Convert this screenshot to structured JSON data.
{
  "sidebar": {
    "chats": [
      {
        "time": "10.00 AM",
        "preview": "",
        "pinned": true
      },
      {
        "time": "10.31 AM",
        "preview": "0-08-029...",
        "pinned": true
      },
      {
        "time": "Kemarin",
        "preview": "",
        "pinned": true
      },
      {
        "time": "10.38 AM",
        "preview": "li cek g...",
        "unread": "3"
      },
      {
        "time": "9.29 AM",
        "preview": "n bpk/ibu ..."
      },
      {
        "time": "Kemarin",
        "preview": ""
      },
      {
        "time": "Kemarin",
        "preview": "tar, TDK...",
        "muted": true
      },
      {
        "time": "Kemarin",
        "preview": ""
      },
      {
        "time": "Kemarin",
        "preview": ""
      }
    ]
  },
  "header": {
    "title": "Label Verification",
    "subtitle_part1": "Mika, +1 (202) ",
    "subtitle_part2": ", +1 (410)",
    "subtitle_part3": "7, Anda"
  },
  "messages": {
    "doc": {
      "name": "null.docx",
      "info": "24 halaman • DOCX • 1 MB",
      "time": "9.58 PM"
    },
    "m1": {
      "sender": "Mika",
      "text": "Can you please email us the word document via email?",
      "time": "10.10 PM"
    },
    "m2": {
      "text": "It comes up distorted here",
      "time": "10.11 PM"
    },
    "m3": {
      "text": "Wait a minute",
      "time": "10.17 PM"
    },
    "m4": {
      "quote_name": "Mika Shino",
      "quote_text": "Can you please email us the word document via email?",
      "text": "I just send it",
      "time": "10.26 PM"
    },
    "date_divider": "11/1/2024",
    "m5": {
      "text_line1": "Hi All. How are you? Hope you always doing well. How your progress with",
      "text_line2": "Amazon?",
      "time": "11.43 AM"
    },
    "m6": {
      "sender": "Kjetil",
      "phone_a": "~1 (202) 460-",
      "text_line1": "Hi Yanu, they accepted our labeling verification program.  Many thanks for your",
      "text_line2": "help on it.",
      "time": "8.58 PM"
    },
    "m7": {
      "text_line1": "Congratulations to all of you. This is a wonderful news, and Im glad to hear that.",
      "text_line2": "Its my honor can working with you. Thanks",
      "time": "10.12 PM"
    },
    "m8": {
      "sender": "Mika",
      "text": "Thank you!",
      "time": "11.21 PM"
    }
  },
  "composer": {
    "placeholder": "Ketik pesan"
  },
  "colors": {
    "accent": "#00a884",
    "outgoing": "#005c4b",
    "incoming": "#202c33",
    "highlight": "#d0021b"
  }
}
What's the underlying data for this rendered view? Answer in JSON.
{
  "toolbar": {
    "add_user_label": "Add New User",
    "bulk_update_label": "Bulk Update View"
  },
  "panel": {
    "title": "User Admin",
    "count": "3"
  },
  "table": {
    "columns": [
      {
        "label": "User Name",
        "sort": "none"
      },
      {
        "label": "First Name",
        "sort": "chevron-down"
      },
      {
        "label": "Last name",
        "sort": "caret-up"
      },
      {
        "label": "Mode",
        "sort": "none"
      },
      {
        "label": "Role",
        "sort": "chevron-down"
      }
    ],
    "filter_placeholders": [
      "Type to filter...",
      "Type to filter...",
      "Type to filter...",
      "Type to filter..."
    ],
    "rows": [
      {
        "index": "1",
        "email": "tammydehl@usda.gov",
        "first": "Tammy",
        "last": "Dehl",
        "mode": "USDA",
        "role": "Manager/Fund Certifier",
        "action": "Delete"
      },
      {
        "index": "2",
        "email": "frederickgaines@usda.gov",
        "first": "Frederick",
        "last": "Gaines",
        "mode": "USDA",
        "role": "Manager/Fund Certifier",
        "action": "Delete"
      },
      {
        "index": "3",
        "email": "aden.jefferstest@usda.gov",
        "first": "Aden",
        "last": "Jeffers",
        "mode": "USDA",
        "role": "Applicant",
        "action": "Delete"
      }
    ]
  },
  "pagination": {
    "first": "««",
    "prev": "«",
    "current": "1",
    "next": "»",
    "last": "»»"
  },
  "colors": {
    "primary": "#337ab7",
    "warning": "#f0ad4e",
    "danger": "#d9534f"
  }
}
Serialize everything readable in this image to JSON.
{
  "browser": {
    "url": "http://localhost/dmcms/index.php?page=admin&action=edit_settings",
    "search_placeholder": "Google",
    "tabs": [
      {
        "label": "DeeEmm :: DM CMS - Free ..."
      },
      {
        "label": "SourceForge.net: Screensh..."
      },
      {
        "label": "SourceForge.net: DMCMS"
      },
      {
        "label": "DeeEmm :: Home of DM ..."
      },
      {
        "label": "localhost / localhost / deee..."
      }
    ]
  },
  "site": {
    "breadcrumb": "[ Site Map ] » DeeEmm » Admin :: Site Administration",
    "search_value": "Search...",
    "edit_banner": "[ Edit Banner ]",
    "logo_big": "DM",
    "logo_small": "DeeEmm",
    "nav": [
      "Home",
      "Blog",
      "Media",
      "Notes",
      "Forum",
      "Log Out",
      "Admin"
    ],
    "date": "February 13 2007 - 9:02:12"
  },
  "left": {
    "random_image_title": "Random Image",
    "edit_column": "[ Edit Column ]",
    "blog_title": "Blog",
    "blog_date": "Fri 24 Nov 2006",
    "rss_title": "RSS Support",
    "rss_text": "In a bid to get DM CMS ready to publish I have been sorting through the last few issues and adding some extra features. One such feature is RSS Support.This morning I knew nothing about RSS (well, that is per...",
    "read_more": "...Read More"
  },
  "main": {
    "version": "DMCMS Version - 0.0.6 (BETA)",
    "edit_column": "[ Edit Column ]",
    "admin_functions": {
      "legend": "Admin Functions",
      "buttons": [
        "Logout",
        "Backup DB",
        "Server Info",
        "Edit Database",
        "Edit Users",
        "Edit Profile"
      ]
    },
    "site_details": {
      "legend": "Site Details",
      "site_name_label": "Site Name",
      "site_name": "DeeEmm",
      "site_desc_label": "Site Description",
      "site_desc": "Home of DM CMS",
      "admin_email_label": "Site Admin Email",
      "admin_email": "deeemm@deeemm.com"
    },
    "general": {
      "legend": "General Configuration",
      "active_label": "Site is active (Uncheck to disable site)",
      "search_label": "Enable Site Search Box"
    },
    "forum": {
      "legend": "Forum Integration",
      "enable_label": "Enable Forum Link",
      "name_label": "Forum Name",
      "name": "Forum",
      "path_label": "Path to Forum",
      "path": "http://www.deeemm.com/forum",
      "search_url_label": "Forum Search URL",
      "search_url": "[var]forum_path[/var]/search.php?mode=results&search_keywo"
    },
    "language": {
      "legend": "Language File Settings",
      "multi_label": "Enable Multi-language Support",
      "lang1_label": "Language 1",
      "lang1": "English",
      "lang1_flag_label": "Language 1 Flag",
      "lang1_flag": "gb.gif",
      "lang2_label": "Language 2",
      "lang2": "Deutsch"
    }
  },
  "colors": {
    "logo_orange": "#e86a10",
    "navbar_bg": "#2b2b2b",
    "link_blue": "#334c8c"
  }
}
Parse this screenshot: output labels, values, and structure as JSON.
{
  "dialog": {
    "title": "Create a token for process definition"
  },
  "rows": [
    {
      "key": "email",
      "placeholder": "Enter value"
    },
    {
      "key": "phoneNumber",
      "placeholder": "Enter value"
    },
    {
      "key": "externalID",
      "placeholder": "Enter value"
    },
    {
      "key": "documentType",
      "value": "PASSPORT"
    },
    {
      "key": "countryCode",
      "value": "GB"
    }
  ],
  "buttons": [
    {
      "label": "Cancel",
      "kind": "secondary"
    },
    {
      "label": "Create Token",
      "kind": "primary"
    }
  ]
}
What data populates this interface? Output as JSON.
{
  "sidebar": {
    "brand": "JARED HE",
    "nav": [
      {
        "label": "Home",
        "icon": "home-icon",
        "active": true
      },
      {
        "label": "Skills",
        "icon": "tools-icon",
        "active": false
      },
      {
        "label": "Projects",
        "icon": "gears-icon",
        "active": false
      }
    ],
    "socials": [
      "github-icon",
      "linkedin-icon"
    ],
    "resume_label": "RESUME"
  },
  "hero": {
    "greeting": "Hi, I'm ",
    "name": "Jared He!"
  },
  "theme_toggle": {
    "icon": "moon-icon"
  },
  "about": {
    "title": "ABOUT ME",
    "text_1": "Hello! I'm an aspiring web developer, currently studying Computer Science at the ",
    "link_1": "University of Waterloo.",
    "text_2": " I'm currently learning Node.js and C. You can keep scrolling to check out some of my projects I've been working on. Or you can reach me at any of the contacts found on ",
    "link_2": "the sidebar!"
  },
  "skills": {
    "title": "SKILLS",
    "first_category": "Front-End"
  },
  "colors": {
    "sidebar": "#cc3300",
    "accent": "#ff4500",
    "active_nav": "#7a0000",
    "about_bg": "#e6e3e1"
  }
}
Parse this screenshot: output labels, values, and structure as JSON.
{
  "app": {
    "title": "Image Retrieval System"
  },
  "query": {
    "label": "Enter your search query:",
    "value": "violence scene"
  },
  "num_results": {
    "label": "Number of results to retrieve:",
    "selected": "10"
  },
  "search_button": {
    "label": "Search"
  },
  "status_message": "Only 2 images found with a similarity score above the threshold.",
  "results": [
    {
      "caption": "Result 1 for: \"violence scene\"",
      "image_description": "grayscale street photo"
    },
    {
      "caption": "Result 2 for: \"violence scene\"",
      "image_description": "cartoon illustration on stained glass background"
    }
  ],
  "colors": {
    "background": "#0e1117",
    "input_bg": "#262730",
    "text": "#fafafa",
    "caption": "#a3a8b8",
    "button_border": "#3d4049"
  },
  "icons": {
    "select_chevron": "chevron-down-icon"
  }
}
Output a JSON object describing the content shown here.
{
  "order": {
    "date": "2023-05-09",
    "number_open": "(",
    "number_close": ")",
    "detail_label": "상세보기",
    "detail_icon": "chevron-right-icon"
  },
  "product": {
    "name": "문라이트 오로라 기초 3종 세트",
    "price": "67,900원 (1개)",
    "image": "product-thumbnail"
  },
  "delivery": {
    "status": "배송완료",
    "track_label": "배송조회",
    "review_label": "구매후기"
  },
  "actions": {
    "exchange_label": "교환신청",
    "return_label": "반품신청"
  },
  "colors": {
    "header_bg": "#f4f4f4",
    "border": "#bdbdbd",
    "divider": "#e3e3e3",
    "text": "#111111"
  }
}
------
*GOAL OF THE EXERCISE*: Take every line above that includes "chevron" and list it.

*RESPONSE BELOW*:
        "sort": "chevron-down"
        "sort": "chevron-down"
    "select_chevron": "chevron-down-icon"
    "detail_icon": "chevron-right-icon"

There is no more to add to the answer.